Even though Jennings has been in the league since 2009, he has never carried the ball more than 165 times in a season. It is true that his legs are fresher than most 29-year-old backs, but we have little precedent to help predict his future success. He proved that he could be a dual-threat back with the Oakland Raiders, as he compiled 292 receiving yards last season, but all we have is speculation on how he could handle a starting gig in New York.
The Giants ranked 29th in rushing yards last season, but that was due to the injuries of David Wilson and Andre Brown. Jennings does not have a clear-cut path to a strong fantasy season, however, as some of the running backs from last year are still sticking around. Wilson recently tweeted that he was clear to play, and Peyton Hillis is a big bruiser who could dominate the goal line. Hillis was more involved in the offense last season than people think, as he averaged 35.3 rushing yards and 13.7 receiving yards per game.
Not only are Wilson and Hillis potential roadblocks, but fourth-round pick Andre Williams recently worked out with the first-team goal-line offense. The Giants will want to find more consistency in their rushing attack, but that could mean trying out all its options until things click.
I am actually a fan of Jennings, but I only want him if I can get him at a good price. I don’t want to blindly draft him, expecting he will be a stud in 2014, and his lack of experience and a deep roster are causes for concern. Backs Frank Gore and Chris Johnson are both being drafted after Jennings according to fantasyfootballcalculator.com, which puts you in a difficult predicament. If you draft two strong running backs early on, I would go with the upside of Jennings if I am drafting another back in the fourth round.
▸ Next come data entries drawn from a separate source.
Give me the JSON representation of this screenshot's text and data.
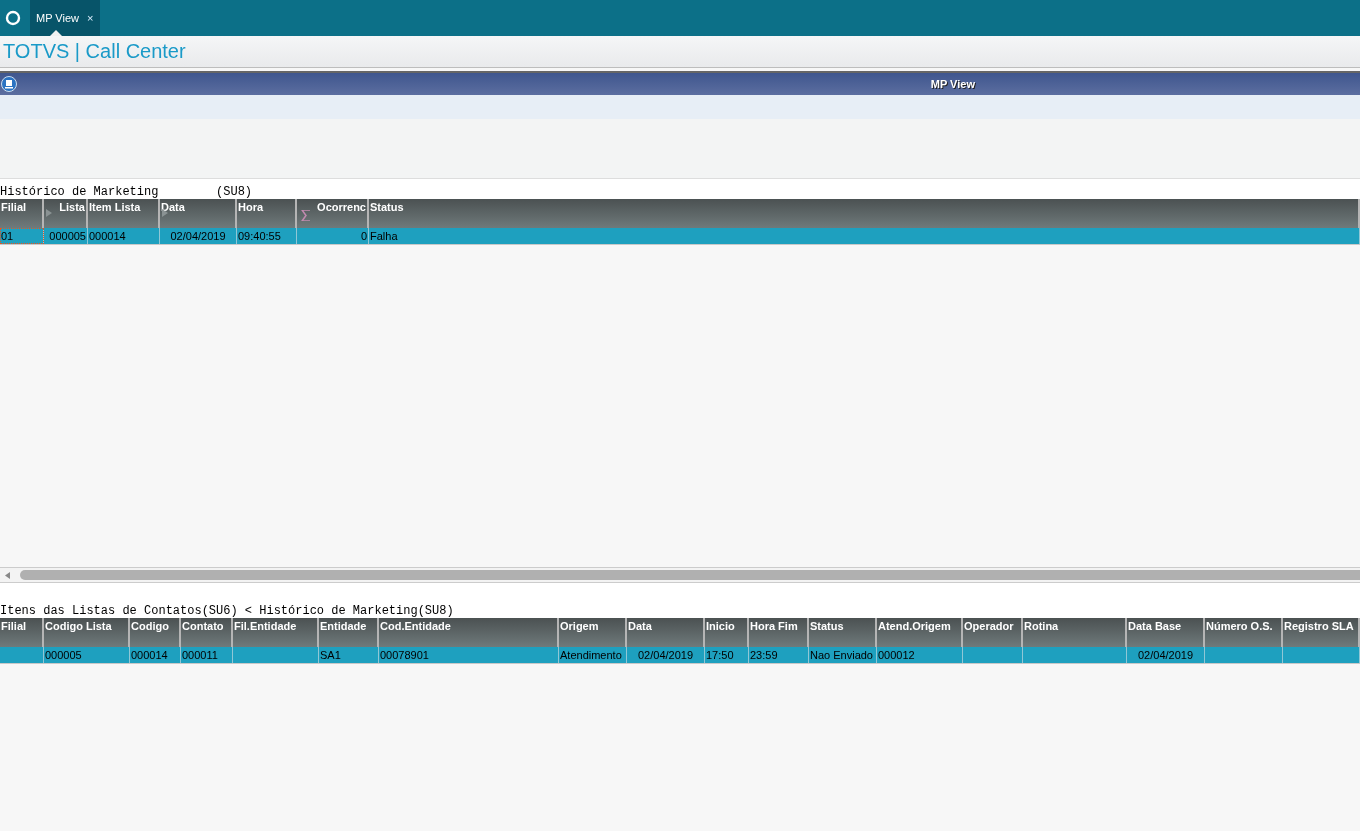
{
  "tabs": [
    {
      "label": "MP View",
      "selected": true,
      "close": "×"
    }
  ],
  "app_title": "TOTVS | Call Center",
  "dialog": {
    "title": "MP View"
  },
  "grids": [
    {
      "title": "Histórico de Marketing        (SU8)",
      "columns": [
        {
          "label": "Filial"
        },
        {
          "label": "Lista",
          "sortable": true
        },
        {
          "label": "Item Lista"
        },
        {
          "label": "Data",
          "sortable": true
        },
        {
          "label": "Hora"
        },
        {
          "label": "Ocorrenc",
          "summed": true
        },
        {
          "label": "Status"
        }
      ],
      "rows": [
        {
          "selected": true,
          "cells": [
            {
              "text": "01",
              "focused": true
            },
            {
              "text": "000005",
              "focused": false
            },
            {
              "text": "000014",
              "focused": false
            },
            {
              "text": "02/04/2019",
              "focused": false
            },
            {
              "text": "09:40:55",
              "focused": false
            },
            {
              "text": "0",
              "focused": false
            },
            {
              "text": "Falha",
              "focused": false
            }
          ]
        }
      ]
    },
    {
      "title": "Itens das Listas de Contatos(SU6) < Histórico de Marketing(SU8)",
      "columns": [
        {
          "label": "Filial"
        },
        {
          "label": "Codigo Lista"
        },
        {
          "label": "Codigo"
        },
        {
          "label": "Contato"
        },
        {
          "label": "Fil.Entidade"
        },
        {
          "label": "Entidade"
        },
        {
          "label": "Cod.Entidade"
        },
        {
          "label": "Origem"
        },
        {
          "label": "Data"
        },
        {
          "label": "Inicio"
        },
        {
          "label": "Hora Fim"
        },
        {
          "label": "Status"
        },
        {
          "label": "Atend.Origem"
        },
        {
          "label": "Operador"
        },
        {
          "label": "Rotina"
        },
        {
          "label": "Data Base"
        },
        {
          "label": "Número O.S."
        },
        {
          "label": "Registro SLA"
        }
      ],
      "rows": [
        {
          "selected": true,
          "cells": [
            {
              "focused": false
            },
            {
              "text": "000005",
              "focused": false
            },
            {
              "text": "000014",
              "focused": false
            },
            {
              "text": "000011",
              "focused": false
            },
            {
              "focused": false
            },
            {
              "text": "SA1",
              "focused": false
            },
            {
              "text": "00078901",
              "focused": false
            },
            {
              "text": "Atendimento",
              "focused": false
            },
            {
              "text": "02/04/2019",
              "focused": false
            },
            {
              "text": "17:50",
              "focused": false
            },
            {
              "text": "23:59",
              "focused": false
            },
            {
              "text": "Nao Enviado",
              "focused": false
            },
            {
              "text": "000012",
              "focused": false
            },
            {
              "focused": false
            },
            {
              "focused": false
            },
            {
              "text": "02/04/2019",
              "focused": false
            },
            {
              "focused": false
            },
            {
              "focused": false
            }
          ]
        }
      ]
    }
  ]
}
If I am weak, I will go for the reliability of Gore and Johnson, even though they are aging and have their own question marks.
Jennings could turn out to be a top-10 back in 2014, but just make sure you understand the risks in drafting him.